* Task objective:
Filter the entries below, keeping only lines with the word "label".

Data records for software interfaces
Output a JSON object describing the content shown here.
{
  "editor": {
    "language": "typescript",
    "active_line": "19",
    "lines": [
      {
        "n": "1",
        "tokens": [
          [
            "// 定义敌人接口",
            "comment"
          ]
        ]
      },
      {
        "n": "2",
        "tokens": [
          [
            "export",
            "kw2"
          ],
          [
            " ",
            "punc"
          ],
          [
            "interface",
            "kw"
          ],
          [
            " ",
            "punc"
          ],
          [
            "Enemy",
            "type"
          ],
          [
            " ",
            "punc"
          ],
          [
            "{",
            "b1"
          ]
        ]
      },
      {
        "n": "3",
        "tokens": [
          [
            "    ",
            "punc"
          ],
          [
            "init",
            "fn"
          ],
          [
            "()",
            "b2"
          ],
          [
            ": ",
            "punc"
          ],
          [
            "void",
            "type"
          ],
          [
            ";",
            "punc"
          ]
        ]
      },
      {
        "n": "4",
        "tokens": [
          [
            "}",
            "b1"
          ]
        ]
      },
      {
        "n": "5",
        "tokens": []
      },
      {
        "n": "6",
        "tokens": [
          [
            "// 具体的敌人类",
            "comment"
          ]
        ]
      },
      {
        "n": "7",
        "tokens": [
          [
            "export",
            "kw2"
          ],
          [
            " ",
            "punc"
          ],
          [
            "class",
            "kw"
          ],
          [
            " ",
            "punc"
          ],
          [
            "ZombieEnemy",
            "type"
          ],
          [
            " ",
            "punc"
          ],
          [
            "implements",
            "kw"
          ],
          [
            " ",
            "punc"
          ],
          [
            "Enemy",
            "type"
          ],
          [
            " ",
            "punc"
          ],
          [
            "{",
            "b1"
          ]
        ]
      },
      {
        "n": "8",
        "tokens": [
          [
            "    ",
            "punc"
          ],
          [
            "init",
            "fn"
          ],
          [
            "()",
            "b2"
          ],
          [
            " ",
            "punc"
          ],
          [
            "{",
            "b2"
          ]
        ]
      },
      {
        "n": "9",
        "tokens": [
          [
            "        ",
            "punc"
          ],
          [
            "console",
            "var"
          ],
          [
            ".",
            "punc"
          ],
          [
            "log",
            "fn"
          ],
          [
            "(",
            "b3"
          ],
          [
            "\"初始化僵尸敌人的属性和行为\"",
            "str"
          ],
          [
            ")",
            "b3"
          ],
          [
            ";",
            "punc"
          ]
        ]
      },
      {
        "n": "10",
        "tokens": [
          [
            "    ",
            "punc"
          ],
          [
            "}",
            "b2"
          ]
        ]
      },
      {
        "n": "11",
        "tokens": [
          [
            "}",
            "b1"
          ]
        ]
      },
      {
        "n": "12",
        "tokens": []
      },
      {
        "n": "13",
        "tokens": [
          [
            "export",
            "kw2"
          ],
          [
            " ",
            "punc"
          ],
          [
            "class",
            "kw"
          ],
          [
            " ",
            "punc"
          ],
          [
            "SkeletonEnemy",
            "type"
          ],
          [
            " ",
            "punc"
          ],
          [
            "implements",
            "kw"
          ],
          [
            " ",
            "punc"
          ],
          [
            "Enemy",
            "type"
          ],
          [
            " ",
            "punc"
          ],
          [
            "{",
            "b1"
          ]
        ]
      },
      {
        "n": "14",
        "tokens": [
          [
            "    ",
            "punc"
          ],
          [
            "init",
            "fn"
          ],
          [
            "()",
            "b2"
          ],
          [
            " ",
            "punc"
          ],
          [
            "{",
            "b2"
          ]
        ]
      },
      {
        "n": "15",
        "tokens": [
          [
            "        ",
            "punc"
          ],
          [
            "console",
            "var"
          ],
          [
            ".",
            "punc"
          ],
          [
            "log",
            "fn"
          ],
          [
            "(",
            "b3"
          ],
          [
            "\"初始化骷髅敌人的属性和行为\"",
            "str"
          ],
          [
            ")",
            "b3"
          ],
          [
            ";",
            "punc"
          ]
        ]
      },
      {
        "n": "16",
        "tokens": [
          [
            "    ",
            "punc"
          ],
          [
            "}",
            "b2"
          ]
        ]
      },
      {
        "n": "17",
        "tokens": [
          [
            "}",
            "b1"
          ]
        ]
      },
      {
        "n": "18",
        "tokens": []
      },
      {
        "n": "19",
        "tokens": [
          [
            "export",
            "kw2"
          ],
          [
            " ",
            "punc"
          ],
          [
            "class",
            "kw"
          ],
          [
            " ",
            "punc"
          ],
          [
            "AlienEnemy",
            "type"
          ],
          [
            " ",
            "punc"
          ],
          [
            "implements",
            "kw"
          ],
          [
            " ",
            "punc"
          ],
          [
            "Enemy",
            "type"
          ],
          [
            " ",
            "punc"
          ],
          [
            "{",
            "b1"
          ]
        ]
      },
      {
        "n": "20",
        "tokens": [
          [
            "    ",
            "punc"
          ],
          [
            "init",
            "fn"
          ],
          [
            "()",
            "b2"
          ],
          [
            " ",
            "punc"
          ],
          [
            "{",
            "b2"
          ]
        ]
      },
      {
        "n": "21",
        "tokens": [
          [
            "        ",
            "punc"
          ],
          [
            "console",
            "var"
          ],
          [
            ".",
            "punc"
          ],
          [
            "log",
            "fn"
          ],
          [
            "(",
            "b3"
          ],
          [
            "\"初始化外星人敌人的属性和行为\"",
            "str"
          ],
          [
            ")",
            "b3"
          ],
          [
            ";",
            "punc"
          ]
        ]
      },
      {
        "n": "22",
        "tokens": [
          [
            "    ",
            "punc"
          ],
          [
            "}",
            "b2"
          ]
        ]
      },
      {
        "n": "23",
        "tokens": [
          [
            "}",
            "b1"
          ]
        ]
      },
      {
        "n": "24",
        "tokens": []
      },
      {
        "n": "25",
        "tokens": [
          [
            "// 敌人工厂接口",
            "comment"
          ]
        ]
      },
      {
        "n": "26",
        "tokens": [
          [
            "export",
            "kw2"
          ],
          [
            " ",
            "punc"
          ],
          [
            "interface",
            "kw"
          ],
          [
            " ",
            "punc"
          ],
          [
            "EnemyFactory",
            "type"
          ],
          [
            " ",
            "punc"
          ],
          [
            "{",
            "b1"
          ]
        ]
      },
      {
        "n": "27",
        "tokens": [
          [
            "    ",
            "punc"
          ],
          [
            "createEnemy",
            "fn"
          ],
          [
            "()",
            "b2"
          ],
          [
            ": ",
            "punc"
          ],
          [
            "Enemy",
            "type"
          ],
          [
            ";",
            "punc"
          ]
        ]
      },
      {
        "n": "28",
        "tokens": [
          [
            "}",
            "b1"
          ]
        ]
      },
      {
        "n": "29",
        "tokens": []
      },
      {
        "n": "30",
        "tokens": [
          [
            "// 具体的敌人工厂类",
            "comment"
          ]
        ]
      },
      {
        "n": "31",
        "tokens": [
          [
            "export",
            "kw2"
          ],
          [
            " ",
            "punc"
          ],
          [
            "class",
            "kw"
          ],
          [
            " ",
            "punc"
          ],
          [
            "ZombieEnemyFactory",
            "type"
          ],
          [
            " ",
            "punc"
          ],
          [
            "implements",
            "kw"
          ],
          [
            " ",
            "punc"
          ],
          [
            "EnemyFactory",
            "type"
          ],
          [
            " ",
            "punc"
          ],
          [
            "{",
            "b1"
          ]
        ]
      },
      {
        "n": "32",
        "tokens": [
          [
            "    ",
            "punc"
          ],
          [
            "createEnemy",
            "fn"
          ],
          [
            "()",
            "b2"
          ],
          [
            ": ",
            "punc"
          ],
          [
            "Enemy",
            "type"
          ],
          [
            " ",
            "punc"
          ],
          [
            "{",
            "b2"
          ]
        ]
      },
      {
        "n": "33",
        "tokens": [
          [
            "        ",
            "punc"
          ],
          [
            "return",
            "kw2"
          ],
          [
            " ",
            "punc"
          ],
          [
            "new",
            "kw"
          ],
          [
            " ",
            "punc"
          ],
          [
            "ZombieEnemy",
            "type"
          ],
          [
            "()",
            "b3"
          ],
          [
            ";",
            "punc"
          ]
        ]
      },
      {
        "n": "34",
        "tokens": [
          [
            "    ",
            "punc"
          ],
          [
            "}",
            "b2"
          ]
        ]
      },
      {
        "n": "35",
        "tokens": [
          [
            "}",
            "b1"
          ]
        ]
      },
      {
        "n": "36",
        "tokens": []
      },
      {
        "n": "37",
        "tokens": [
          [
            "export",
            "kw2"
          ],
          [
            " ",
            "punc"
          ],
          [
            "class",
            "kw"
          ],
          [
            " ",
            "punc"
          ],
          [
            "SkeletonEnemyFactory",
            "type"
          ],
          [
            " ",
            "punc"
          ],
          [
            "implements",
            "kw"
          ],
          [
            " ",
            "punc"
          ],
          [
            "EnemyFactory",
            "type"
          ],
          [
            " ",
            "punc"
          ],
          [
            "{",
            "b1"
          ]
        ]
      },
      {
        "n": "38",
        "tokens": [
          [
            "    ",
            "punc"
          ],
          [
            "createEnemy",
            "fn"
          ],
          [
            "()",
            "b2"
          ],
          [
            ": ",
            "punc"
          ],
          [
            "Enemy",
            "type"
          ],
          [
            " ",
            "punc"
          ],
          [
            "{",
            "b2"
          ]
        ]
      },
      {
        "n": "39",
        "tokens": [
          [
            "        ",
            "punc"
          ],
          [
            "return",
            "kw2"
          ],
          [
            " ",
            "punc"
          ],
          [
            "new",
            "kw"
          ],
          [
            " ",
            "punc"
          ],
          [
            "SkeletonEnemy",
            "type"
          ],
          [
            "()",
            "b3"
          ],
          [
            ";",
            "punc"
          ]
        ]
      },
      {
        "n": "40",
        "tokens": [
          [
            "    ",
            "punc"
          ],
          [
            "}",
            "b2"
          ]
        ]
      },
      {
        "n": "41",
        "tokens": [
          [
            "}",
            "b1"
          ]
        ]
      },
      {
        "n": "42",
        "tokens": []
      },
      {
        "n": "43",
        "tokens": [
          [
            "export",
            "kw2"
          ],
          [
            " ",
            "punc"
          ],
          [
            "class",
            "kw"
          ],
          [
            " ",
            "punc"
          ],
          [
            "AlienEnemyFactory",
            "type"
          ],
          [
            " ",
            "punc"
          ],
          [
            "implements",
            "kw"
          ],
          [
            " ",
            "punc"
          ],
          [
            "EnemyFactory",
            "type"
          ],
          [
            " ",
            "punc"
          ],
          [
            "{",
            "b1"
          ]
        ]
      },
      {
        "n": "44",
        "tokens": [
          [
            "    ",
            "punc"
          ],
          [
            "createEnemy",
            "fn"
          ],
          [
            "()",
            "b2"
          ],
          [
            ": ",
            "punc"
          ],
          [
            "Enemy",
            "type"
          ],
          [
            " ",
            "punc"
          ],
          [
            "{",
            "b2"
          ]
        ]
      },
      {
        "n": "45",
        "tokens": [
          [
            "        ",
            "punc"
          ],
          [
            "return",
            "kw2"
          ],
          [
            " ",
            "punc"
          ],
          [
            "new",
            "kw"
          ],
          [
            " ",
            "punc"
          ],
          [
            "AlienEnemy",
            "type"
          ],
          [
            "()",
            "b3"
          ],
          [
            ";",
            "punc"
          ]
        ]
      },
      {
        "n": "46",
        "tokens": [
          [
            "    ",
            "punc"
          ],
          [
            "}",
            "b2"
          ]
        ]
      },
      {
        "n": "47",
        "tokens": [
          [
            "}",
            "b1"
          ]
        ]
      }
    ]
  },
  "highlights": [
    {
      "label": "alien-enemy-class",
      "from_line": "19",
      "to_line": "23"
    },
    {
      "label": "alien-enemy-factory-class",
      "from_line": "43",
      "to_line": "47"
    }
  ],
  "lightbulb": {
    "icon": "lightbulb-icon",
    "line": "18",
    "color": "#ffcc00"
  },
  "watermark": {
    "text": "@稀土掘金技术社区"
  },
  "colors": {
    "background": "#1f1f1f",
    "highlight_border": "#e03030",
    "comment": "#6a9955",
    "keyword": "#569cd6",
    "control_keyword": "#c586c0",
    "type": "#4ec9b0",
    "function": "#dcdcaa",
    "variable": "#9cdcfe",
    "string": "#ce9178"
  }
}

* Answer section:
      "label": "alien-enemy-class",
      "label": "alien-enemy-factory-class",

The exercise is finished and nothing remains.